The Art and Style of German Expressionism

During the days of the Weimar Republic, German filmmakers began to embrace and explore a style of filmmaking that would come to be known as German Expressionism. This style was a stark contrast to the films that had been produced up until that point, especially films being produced by the U.S. Among the first films to be produced in this style was 1919’s “The Cabinet of Dr. Caligari” by Robert Wiene.

The film follows the tale of tormented lovers who have fallen victim to the nefarious Dr. Caligari and his somnambulist Cesare. The twist ending reveals the lovers and, in fact, Cesare, are all members of an insane asylum and Dr. Caligari is actually the head of the asylum, and the sets and makeup reflect the characters’ states of mind. The sets are dynamic, angular and jagged, giving an atmosphere of unease. Thick, black lines dominate the background, and although the sets look like sets (rather than actual cities and buildings), they are constructed in such a way that they show depth and dimension. Even the makeup is dark and unnerving, from the dark rings under Cesare’s eyes to Jane’s black Cupid’s bow lips, to the dark lines on Caligari’s gloves and hairline.

This concept of Expressionism was used again by Wiene in his sophomore production “Genuine: Tale of a Vampire,” though it was less successful than “Caligari.” But Expressionism didn’t end with “Genuine.” The stark, angular style and psychologically-focused storylines were adopted by Fritz Lang and F.W. Murnau and applied to their own works. Murnau continued the tradition with his own psychological thriller and horror films, including “Nosferatu” (which we talked about in a previous post), “The Last Laugh” and even the emotional and beautiful “Sunrise: A Song of Two Humans.” And Lang added a futuristic element to the stylized sets when he explored the dystopian reality of “Metropolis.”

Of course, this dark style was also reflected in the artwork for these films and in the early ‘20s, U.S. censors were quick to object to their associated posters. Following WWI, the U.S. was reluctant to import German-made productions and this, no doubt influenced their attitude towards the German Expressionist style. (After all, many of the films being turned out by Hollywood revolved around the image of the evil Kaiser.) One writer for the fan magazine Photoplay commented on this style of poster saying rather nastily, “We can only wonder what our Censors would say if they were used on our billboards to exlpoit the ‘alarming invasion’ of this country by — as far as we know, some half-dozen — German films.”

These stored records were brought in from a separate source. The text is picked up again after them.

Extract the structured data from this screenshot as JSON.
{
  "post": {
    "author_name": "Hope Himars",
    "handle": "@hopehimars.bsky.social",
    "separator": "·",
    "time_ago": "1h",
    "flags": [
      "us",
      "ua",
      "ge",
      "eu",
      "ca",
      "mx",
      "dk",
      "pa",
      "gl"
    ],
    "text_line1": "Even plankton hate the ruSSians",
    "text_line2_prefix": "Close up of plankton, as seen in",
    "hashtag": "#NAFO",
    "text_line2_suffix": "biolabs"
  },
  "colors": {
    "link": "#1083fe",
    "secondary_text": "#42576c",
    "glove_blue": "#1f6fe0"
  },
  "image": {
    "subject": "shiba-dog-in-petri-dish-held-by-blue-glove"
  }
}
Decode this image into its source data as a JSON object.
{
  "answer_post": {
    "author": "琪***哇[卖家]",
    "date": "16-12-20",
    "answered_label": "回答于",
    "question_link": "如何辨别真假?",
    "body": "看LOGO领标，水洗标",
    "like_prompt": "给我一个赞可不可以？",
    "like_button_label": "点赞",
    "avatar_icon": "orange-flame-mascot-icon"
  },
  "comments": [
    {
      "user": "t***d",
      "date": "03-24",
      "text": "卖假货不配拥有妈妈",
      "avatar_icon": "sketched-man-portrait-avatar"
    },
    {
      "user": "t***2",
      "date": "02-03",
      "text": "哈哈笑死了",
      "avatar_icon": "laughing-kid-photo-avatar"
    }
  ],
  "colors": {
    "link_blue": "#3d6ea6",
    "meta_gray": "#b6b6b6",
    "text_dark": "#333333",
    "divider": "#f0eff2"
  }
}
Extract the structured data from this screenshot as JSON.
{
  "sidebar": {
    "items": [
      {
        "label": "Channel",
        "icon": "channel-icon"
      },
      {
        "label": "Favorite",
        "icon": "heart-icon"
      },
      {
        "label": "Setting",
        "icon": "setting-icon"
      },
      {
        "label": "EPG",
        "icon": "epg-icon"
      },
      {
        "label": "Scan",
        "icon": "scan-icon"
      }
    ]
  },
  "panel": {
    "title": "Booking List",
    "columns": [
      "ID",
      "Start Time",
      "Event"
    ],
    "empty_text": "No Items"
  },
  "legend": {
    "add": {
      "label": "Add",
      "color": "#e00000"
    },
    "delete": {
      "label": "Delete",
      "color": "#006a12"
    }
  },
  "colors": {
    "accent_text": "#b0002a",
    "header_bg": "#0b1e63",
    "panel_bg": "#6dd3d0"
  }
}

By the time “Metropolis” and “Sunrise” were released just before the dawn of the talkie era, however, U.S. audiences and studios were eager to see offerings from the likes of Lang and Murnau. Photoplay hailed “Metropolis” as “A glimpse into the future… Pictured with such amazing realism and with such startling photographic effects that it will leave you breathless.” That included images like this that a few years earlier would have terrified and disturbed the censors and the public.

Now, of course, these films and their accompanying styles and artwork are hailed as some of the most iconic of all time. They’ve been referenced and copied time and time again in countless films, advertisements and music videos. The style of the Maschinenmensch (sometimes referred to as Parody or False Maria) served as inspiration for generations of androids to come, including that most famous of droids C-3PO, Conrad Veidt’s appearance in”Dr. Caligari” served as inspiration for Johnny Depp’s appearance in”Edward Scissorhands,” and Veidt’s appearance in “The Man Who Laughs” served as inspiration for The Joker.

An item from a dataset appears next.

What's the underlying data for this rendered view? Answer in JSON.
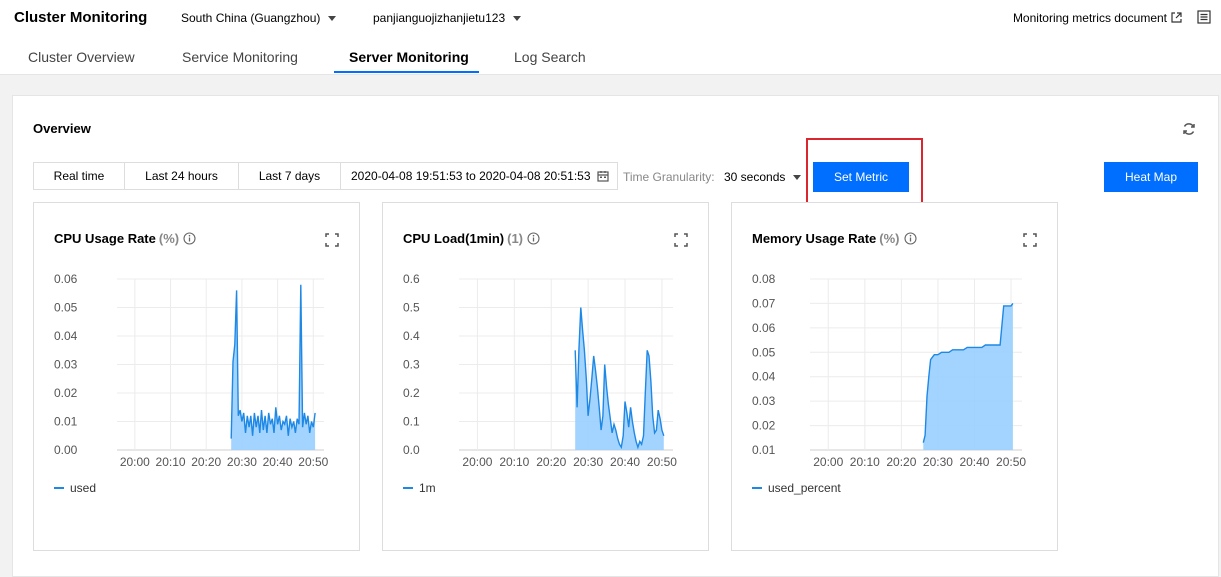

Think reboots of Hollywood blockbusters are a new phenomenon? Think again. We discuss three silent films that found new life rebooted as talkies here.

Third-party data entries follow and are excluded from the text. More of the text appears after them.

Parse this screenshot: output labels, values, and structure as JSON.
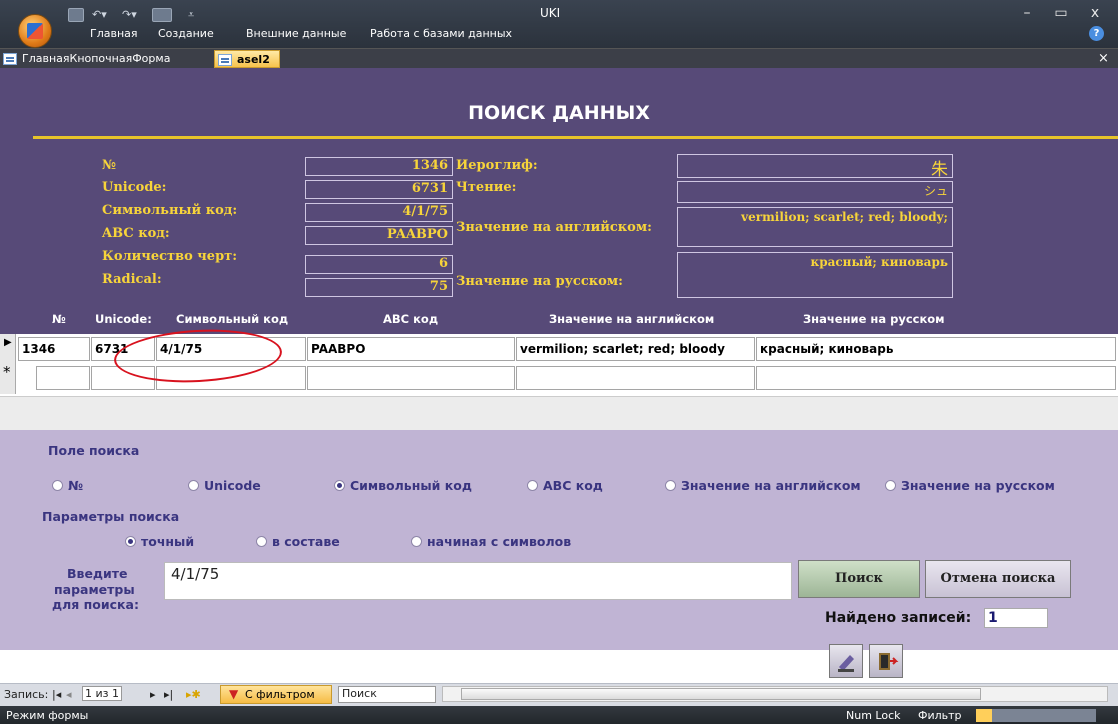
{
  "window": {
    "title": "UKI",
    "controls": [
      "–",
      "▭",
      "x"
    ]
  },
  "ribbon": {
    "tabs": [
      "Главная",
      "Создание",
      "Внешние данные",
      "Работа с базами данных"
    ],
    "help_label": "?"
  },
  "doc_tabs": {
    "tab1": "ГлавнаяКнопочнаяФорма",
    "tab2": "asel2",
    "close": "×"
  },
  "form": {
    "title": "ПОИСК ДАННЫХ",
    "labels": {
      "num": "№",
      "unicode": "Unicode:",
      "symcode": "Символьный код:",
      "abc": "ABC код:",
      "strokes": "Количество черт:",
      "radical": "Radical:",
      "hieroglyph": "Иероглиф:",
      "reading": "Чтение:",
      "meaning_en": "Значение на английском:",
      "meaning_ru": "Значение на русском:"
    },
    "values": {
      "num": "1346",
      "unicode": "6731",
      "symcode": "4/1/75",
      "abc": "PAABPO",
      "strokes": "6",
      "radical": "75",
      "hieroglyph": "朱",
      "reading": "シュ",
      "meaning_en": "vermilion; scarlet; red; bloody;",
      "meaning_ru": "красный; киноварь"
    }
  },
  "grid": {
    "headers": [
      "№",
      "Unicode:",
      "Символьный код",
      "ABC код",
      "Значение на английском",
      "Значение на русском"
    ],
    "row": [
      "1346",
      "6731",
      "4/1/75",
      "PAABPO",
      "vermilion; scarlet; red; bloody",
      "красный; киноварь"
    ],
    "row_marker": "▶",
    "new_marker": "*"
  },
  "search": {
    "field_group_label": "Поле поиска",
    "fields": [
      "№",
      "Unicode",
      "Символьный код",
      "ABC код",
      "Значение на английском",
      "Значение на русском"
    ],
    "selected_field": "Символьный код",
    "params_label": "Параметры поиска",
    "params": [
      "точный",
      "в составе",
      "начиная с символов"
    ],
    "selected_param": "точный",
    "input_label_1": "Введите",
    "input_label_2": "параметры",
    "input_label_3": "для поиска:",
    "input_value": "4/1/75",
    "search_button": "Поиск",
    "cancel_button": "Отмена поиска",
    "found_label": "Найдено записей:",
    "found_value": "1"
  },
  "navbar": {
    "record_label": "Запись:",
    "record_pos": "1 из 1",
    "filter_label": "С фильтром",
    "search_label": "Поиск"
  },
  "status": {
    "mode": "Режим формы",
    "numlock": "Num Lock",
    "filter": "Фильтр"
  },
  "colors": {
    "form_bg": "#574a78",
    "label_gold": "#f7d43a",
    "search_bg": "#c0b4d4",
    "annotation": "#d8121e"
  }
}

And if you’re new to our silent film series, be sure to check out our past installments. Want to dive deeper into the world of silent film? Keep up with my posts over on Curtains or on Chicago Nitrate.